                But not everything in Story is as magical as it seems. Una must figure out why she has been Written In—and fast—before anyone else discovers her secret. Together with her new friend Peter and a talking cat named Sam, Una digs deep into Story’s shadowy past. She quickly realizes that she is tied to the world in ways she never could have imagined—and it might be up to her to save it.”

                I really liked the idea. I still do. And it was fun to see characters walking about, from many different genres, going to classes like Advanced Heroics, Villainy, and Backstory as they figure out what kind of tale they’d like to be in. As a soon-to-be college freshman, thinking about potential careers, I really connected to this concept.

                Unfortunately, I didn’t really connect with some of the main characters. They were amusing at times, and I liked certain qualities of each. But some just didn’t quite ‘pop’ for me, and I ran into that accursed disconnect that I get when I just don’t understand what’s going through a character’s head.

                When the summary says that Una ‘thinks nothing’ of diving into a storybook world, they mean it. Cloaked figures in her school basement? ‘No big, just find another corner to read in.’ Waking up on a stone dais, in strange clothes, with no idea how she got there? ‘Must’ve found a secret passage. Whatevah.’ The moods – of Una and other characters – flip flop occasionally, like, they’re mad, and then cheerful, with very little transition between.

                I liked the academy in Story. It almost gives off a Hogwarts kind of feel. And yet sometimes, the school and standard classmate-related conflicts seemed to overshadow the Uber-Important Events that are supposed to be going on.

                Like, when Una first appears in Story, her ‘new friend Peter’ spends at least eleven pages thinking Una is a student, even after she gives him every hint that she is not supposed to be there. Then, instead of leaping into action and ‘digging into Story’s history’, etc… he goes to check if he just failed his exam. Then we actually sit in on a few classes, and they still don’t do a whole lot of ‘digging’. Even when they (mini-spoiler) go to find some all-important books to try and figure out how and why Una was brought to Story, Una thinks something about how ‘she’s never gone so long without reading an actual book.’ Like, the act of reading is more important to her then figuring out what the heck she’s doing in Story.

                To paraphrase Ron Weasley: “These guys need to sort out their priorities.”

                The action picked up a lot toward the end, almost to the point where things moved so fast that it was hard to understand. It cuts off in a weird place too. Things are kind of resolved, but it leaves a very major strand of the plot dangling. It’s a cliff-hanger, but it’s a cliff-hanger that we last heard about several chapters from the end.
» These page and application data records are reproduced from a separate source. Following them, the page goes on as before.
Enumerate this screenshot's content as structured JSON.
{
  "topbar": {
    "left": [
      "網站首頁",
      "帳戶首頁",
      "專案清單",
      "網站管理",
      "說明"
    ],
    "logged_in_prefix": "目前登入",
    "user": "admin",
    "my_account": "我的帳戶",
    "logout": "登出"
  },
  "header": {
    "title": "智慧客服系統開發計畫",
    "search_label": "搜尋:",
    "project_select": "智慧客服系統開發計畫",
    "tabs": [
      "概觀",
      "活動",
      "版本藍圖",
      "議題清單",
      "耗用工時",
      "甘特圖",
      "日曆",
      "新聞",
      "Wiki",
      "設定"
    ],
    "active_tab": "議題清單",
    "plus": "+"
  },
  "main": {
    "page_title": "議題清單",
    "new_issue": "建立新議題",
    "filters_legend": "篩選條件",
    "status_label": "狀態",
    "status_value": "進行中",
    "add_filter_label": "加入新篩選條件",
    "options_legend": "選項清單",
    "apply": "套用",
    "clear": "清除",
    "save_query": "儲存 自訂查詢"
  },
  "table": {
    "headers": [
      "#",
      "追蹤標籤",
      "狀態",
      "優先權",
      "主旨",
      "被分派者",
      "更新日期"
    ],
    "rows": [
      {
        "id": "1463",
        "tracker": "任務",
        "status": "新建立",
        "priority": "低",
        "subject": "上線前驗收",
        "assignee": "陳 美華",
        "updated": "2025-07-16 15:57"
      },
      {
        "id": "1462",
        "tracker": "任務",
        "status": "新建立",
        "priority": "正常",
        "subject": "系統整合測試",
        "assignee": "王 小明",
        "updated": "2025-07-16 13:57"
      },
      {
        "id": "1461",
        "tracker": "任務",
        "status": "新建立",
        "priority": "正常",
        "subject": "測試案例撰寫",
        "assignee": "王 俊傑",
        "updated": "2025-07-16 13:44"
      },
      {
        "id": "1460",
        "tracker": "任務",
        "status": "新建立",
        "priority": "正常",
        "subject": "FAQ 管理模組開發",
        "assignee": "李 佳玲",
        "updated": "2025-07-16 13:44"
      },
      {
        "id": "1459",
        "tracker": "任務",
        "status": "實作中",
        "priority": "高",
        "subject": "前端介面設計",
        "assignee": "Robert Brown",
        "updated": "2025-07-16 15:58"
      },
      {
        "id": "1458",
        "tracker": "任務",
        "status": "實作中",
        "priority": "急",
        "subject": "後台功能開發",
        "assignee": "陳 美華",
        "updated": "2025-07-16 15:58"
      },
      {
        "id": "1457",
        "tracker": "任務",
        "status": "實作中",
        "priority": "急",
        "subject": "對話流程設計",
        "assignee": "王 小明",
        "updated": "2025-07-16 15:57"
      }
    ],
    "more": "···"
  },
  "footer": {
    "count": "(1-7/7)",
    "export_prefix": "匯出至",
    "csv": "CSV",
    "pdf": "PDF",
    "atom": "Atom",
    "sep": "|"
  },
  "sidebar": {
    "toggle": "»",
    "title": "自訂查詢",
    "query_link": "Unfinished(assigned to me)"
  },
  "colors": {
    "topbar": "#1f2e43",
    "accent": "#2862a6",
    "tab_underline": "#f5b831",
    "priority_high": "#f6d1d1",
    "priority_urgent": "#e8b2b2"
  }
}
Then it was never mentioned again. By the time the last page rolled around, I’d almost forgotten about it—not good, considering it left some of my favorite characters of the book in danger.

                Bottom line, I wasn’t really pulled in by the characters, and some of the pacing seemed off. However, it’s an alright, fun little read, and younger readers will probably enjoy the Hogwarts-y feel, and descriptions of the characters in Story. Writers will also appreciate the references to things like dialogue and backstory, I think.

                I just wasn’t pulled as deeply into the world of Story as Una was, I suppose.

                Have you ever imagined being pulled into a storybook world? Have you read Storybound yet? If so, did my observations line up with yours? If you haven’t read Storybound yet… Will you?

1 comment:

  1. Honestly, I don't like the sound of the blurb. There's something about "together with her new friend Peter and a talking cat called Sam" that comes across as cliche. Like what it's actually saying is "together with Sidekick and Partially Civilised Animal". But the classes about Backstory and Dialogue sound really really cool!

    If I see this in the library, I might check it out.